How To Change MTU Size of Docker’s docker_gwbridge Network
This guide shows how to change the MTU size of Docker’s docker_gwbridge network. It addresses the issue of the same curl command or request working on the host system but not in the containers.
Sometimes, your application running in Docker containers may fail to make requests to external resources, for example, external or third-party APIs. This can be caused by many things including the MTU (Maximum Transmission Unit – a measurement in bytes of the largest data packets that a network interface can accept) size of a Docker bridge network not matching that of the default host network interface.
I encountered a similar challenge with one of my applications running in a Docker Swarm cluster. I did tests using the curl command on the host system, I could access the remote resource but the same command was failing/hanging in all my Docker containers running in the Swarm.

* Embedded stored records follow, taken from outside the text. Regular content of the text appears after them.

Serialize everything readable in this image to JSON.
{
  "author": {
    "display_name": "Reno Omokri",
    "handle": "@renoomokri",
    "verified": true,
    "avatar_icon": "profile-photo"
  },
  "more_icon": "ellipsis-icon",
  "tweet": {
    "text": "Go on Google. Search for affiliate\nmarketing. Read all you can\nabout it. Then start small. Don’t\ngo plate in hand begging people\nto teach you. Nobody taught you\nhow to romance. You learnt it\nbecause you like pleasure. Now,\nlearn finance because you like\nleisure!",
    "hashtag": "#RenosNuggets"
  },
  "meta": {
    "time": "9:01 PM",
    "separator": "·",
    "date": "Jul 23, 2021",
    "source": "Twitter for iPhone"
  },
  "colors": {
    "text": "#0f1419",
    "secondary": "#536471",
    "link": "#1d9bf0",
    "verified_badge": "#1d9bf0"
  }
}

In Docker Swarm mode networking, you need to keep in mind that:
- The docker_gwbridge is the default bridge network. It connects the overlay networks within the Swarm to an individual Docker daemon’s physical network.
- By default, each container running in a Swarm service is connected to its local Docker daemon host’s docker_gwbridge network.
- The docker_gwbridge network is created automatically when you initialize or join a swarm. Docker allows users to modify it as shown in this guide.
How I did the curl command tests
I tested the request on the Docker host as follows. I have blurred the URL in the command and output for security purposes:
To do a test in one of the containers, I first identified the container and then executed a shell into it in interactive mode so I could run commands in it. Then I installed the curl package and ran the test command:
# docker container ls # docker exec -it 60d77e77c2a1 sh # apt update && apt install curl #curl http://external_server_ip/request_uri_and_arguments
I noticed that the curl request was hanging. After doing some research online, many Docker users who faced a similar issue where pointing to the MTU mismatch issue.
As shown in the following image, my host network interface had an MTU of 1450 and the docker_gwbridge virtual network has a default of 1500. As a result, all the container networks have an MTU of 1500. The solution was to set the same value for the docker_gwbridge network as that of the host network interface.
Changing the MTU Size of docker_gwbridge network
To change the MTU size for the docker_gwbridge network, I had to first remove the stack (fg_apps) in the Swarm, make the host leave the Swarm mode ( it was a single node Swarm ) and stop the Docker service as follows:
#docker stack rm fg_apps #docker swarm leave #docker swarm leave --force
Next, I had to remove the default docker_gwbridge network and create a custom one. So I listed all networks and removed the docker_gwbridge network as follows:
# docker network ls # docker network rm docker_gwbridge # docker network ls
Next, I had to create a new docker_gwbridge network as follows. You can change the subnet to your own but I maintained the default network name:
# docker network create --subnet 172.18.0.1/16 \ --opt com.docker.network.bridge.name=docker_gwbridge \ --opt com.docker.network.bridge.enable_icc=false \ --opt com.docker.network.bridge.enable_ip_masquerade=true \ --opt com.docker.network.driver.mtu=1450 \ docker_gwbridge
After making the above changes and restoring my Docker swarm and stack services, I checked the docker_gwbridge and container networks, the MTU changed to 1450 and the request was failing in the containers started working fine.
I found out many solutions on the web but they all didn’t fix the problem. It was not until I looked through the Docker networking documentation and attempted to customize the docker_gwbridge network that my issue was fixed. If you have any questions or comments, let me know via the feedback form below.